• Web page and app entries:
━━━━━━━━━━━━━━━━━━━━━━━━━━━━━━

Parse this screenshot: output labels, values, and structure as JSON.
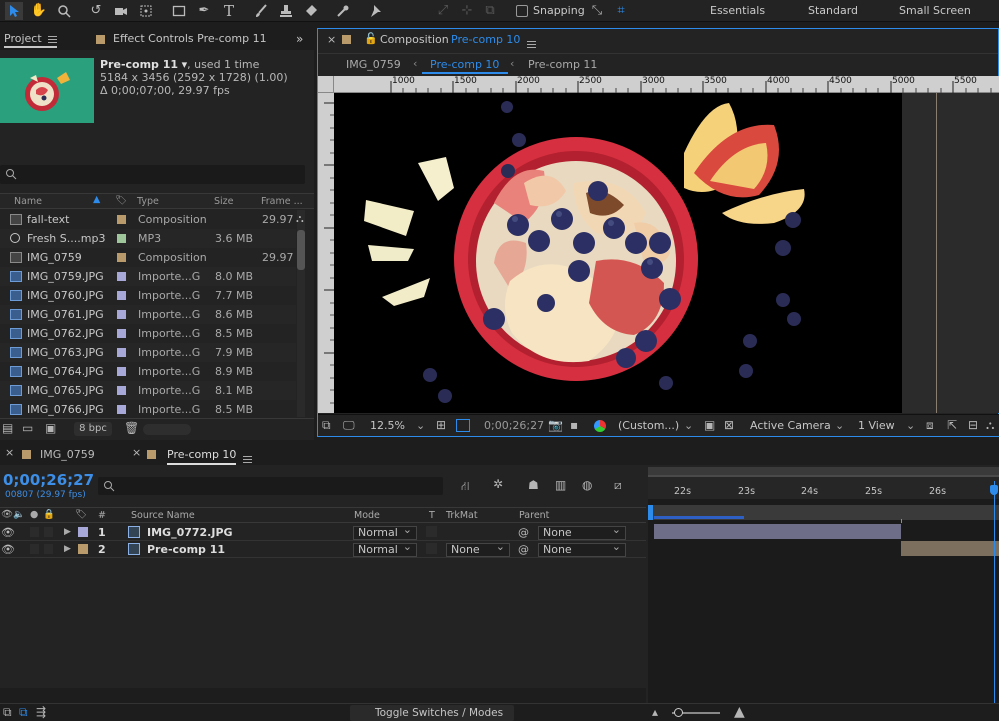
{
  "toolbar": {
    "snapping_label": "Snapping",
    "workspaces": [
      "Essentials",
      "Standard",
      "Small Screen"
    ]
  },
  "project": {
    "tab_project": "Project",
    "tab_effects": "Effect Controls Pre-comp 11",
    "item_name": "Pre-comp 11",
    "item_used": ", used 1 time",
    "item_dims": "5184 x 3456  (2592 x 1728) (1.00)",
    "item_duration": "Δ 0;00;07;00, 29.97 fps",
    "columns": [
      "Name",
      "Type",
      "Size",
      "Frame ..."
    ],
    "rows": [
      {
        "name": "fall-text",
        "type": "Composition",
        "size": "",
        "frame": "29.97",
        "icon": "composition-icon",
        "label_color": "#b89a6b"
      },
      {
        "name": "Fresh S....mp3",
        "type": "MP3",
        "size": "3.6 MB",
        "frame": "",
        "icon": "audio-icon",
        "label_color": "#9fc59a"
      },
      {
        "name": "IMG_0759",
        "type": "Composition",
        "size": "",
        "frame": "29.97",
        "icon": "composition-icon",
        "label_color": "#b89a6b"
      },
      {
        "name": "IMG_0759.JPG",
        "type": "Importe...G",
        "size": "8.0 MB",
        "frame": "",
        "icon": "image-icon",
        "label_color": "#a8a8d8"
      },
      {
        "name": "IMG_0760.JPG",
        "type": "Importe...G",
        "size": "7.7 MB",
        "frame": "",
        "icon": "image-icon",
        "label_color": "#a8a8d8"
      },
      {
        "name": "IMG_0761.JPG",
        "type": "Importe...G",
        "size": "8.6 MB",
        "frame": "",
        "icon": "image-icon",
        "label_color": "#a8a8d8"
      },
      {
        "name": "IMG_0762.JPG",
        "type": "Importe...G",
        "size": "8.5 MB",
        "frame": "",
        "icon": "image-icon",
        "label_color": "#a8a8d8"
      },
      {
        "name": "IMG_0763.JPG",
        "type": "Importe...G",
        "size": "7.9 MB",
        "frame": "",
        "icon": "image-icon",
        "label_color": "#a8a8d8"
      },
      {
        "name": "IMG_0764.JPG",
        "type": "Importe...G",
        "size": "8.9 MB",
        "frame": "",
        "icon": "image-icon",
        "label_color": "#a8a8d8"
      },
      {
        "name": "IMG_0765.JPG",
        "type": "Importe...G",
        "size": "8.1 MB",
        "frame": "",
        "icon": "image-icon",
        "label_color": "#a8a8d8"
      },
      {
        "name": "IMG_0766.JPG",
        "type": "Importe...G",
        "size": "8.5 MB",
        "frame": "",
        "icon": "image-icon",
        "label_color": "#a8a8d8"
      }
    ],
    "bpc": "8 bpc"
  },
  "viewer": {
    "tab_prefix": "Composition",
    "tab_comp": "Pre-comp 10",
    "breadcrumbs": [
      "IMG_0759",
      "Pre-comp 10",
      "Pre-comp 11"
    ],
    "ruler_labels": [
      "1000",
      "1500",
      "2000",
      "2500",
      "3000",
      "3500",
      "4000",
      "4500",
      "5000",
      "5500"
    ],
    "zoom": "12.5%",
    "timecode": "0;00;26;27",
    "resolution": "(Custom...)",
    "camera": "Active Camera",
    "views": "1 View"
  },
  "timeline": {
    "tabs": [
      "IMG_0759",
      "Pre-comp 10"
    ],
    "timecode": "0;00;26;27",
    "frames": "00807 (29.97 fps)",
    "columns": [
      "#",
      "Source Name",
      "Mode",
      "T",
      "TrkMat",
      "Parent"
    ],
    "layers": [
      {
        "num": "1",
        "name": "IMG_0772.JPG",
        "mode": "Normal",
        "trkmat": "",
        "parent": "None",
        "label_color": "#a8a8d8"
      },
      {
        "num": "2",
        "name": "Pre-comp 11",
        "mode": "Normal",
        "trkmat": "None",
        "parent": "None",
        "label_color": "#b89a6b"
      }
    ],
    "time_labels": [
      "22s",
      "23s",
      "24s",
      "25s",
      "26s"
    ],
    "toggle_label": "Toggle Switches / Modes"
  },
  "colors": {
    "accent": "#2d8ceb",
    "canvas": "#000000",
    "bowl": "#d62f3f",
    "thumb_bg": "#2aa07c"
  }
}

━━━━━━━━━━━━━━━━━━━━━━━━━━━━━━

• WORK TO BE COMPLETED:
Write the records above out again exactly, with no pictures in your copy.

• WRITTEN REPLY:
Parse this screenshot: output labels, values, and structure as JSON.
{
  "toolbar": {
    "snapping_label": "Snapping",
    "workspaces": [
      "Essentials",
      "Standard",
      "Small Screen"
    ]
  },
  "project": {
    "tab_project": "Project",
    "tab_effects": "Effect Controls Pre-comp 11",
    "item_name": "Pre-comp 11",
    "item_used": ", used 1 time",
    "item_dims": "5184 x 3456  (2592 x 1728) (1.00)",
    "item_duration": "Δ 0;00;07;00, 29.97 fps",
    "columns": [
      "Name",
      "Type",
      "Size",
      "Frame ..."
    ],
    "rows": [
      {
        "name": "fall-text",
        "type": "Composition",
        "size": "",
        "frame": "29.97",
        "icon": "composition-icon",
        "label_color": "#b89a6b"
      },
      {
        "name": "Fresh S....mp3",
        "type": "MP3",
        "size": "3.6 MB",
        "frame": "",
        "icon": "audio-icon",
        "label_color": "#9fc59a"
      },
      {
        "name": "IMG_0759",
        "type": "Composition",
        "size": "",
        "frame": "29.97",
        "icon": "composition-icon",
        "label_color": "#b89a6b"
      },
      {
        "name": "IMG_0759.JPG",
        "type": "Importe...G",
        "size": "8.0 MB",
        "frame": "",
        "icon": "image-icon",
        "label_color": "#a8a8d8"
      },
      {
        "name": "IMG_0760.JPG",
        "type": "Importe...G",
        "size": "7.7 MB",
        "frame": "",
        "icon": "image-icon",
        "label_color": "#a8a8d8"
      },
      {
        "name": "IMG_0761.JPG",
        "type": "Importe...G",
        "size": "8.6 MB",
        "frame": "",
        "icon": "image-icon",
        "label_color": "#a8a8d8"
      },
      {
        "name": "IMG_0762.JPG",
        "type": "Importe...G",
        "size": "8.5 MB",
        "frame": "",
        "icon": "image-icon",
        "label_color": "#a8a8d8"
      },
      {
        "name": "IMG_0763.JPG",
        "type": "Importe...G",
        "size": "7.9 MB",
        "frame": "",
        "icon": "image-icon",
        "label_color": "#a8a8d8"
      },
      {
        "name": "IMG_0764.JPG",
        "type": "Importe...G",
        "size": "8.9 MB",
        "frame": "",
        "icon": "image-icon",
        "label_color": "#a8a8d8"
      },
      {
        "name": "IMG_0765.JPG",
        "type": "Importe...G",
        "size": "8.1 MB",
        "frame": "",
        "icon": "image-icon",
        "label_color": "#a8a8d8"
      },
      {
        "name": "IMG_0766.JPG",
        "type": "Importe...G",
        "size": "8.5 MB",
        "frame": "",
        "icon": "image-icon",
        "label_color": "#a8a8d8"
      }
    ],
    "bpc": "8 bpc"
  },
  "viewer": {
    "tab_prefix": "Composition",
    "tab_comp": "Pre-comp 10",
    "breadcrumbs": [
      "IMG_0759",
      "Pre-comp 10",
      "Pre-comp 11"
    ],
    "ruler_labels": [
      "1000",
      "1500",
      "2000",
      "2500",
      "3000",
      "3500",
      "4000",
      "4500",
      "5000",
      "5500"
    ],
    "zoom": "12.5%",
    "timecode": "0;00;26;27",
    "resolution": "(Custom...)",
    "camera": "Active Camera",
    "views": "1 View"
  },
  "timeline": {
    "tabs": [
      "IMG_0759",
      "Pre-comp 10"
    ],
    "timecode": "0;00;26;27",
    "frames": "00807 (29.97 fps)",
    "columns": [
      "#",
      "Source Name",
      "Mode",
      "T",
      "TrkMat",
      "Parent"
    ],
    "layers": [
      {
        "num": "1",
        "name": "IMG_0772.JPG",
        "mode": "Normal",
        "trkmat": "",
        "parent": "None",
        "label_color": "#a8a8d8"
      },
      {
        "num": "2",
        "name": "Pre-comp 11",
        "mode": "Normal",
        "trkmat": "None",
        "parent": "None",
        "label_color": "#b89a6b"
      }
    ],
    "time_labels": [
      "22s",
      "23s",
      "24s",
      "25s",
      "26s"
    ],
    "toggle_label": "Toggle Switches / Modes"
  },
  "colors": {
    "accent": "#2d8ceb",
    "canvas": "#000000",
    "bowl": "#d62f3f",
    "thumb_bg": "#2aa07c"
  }
}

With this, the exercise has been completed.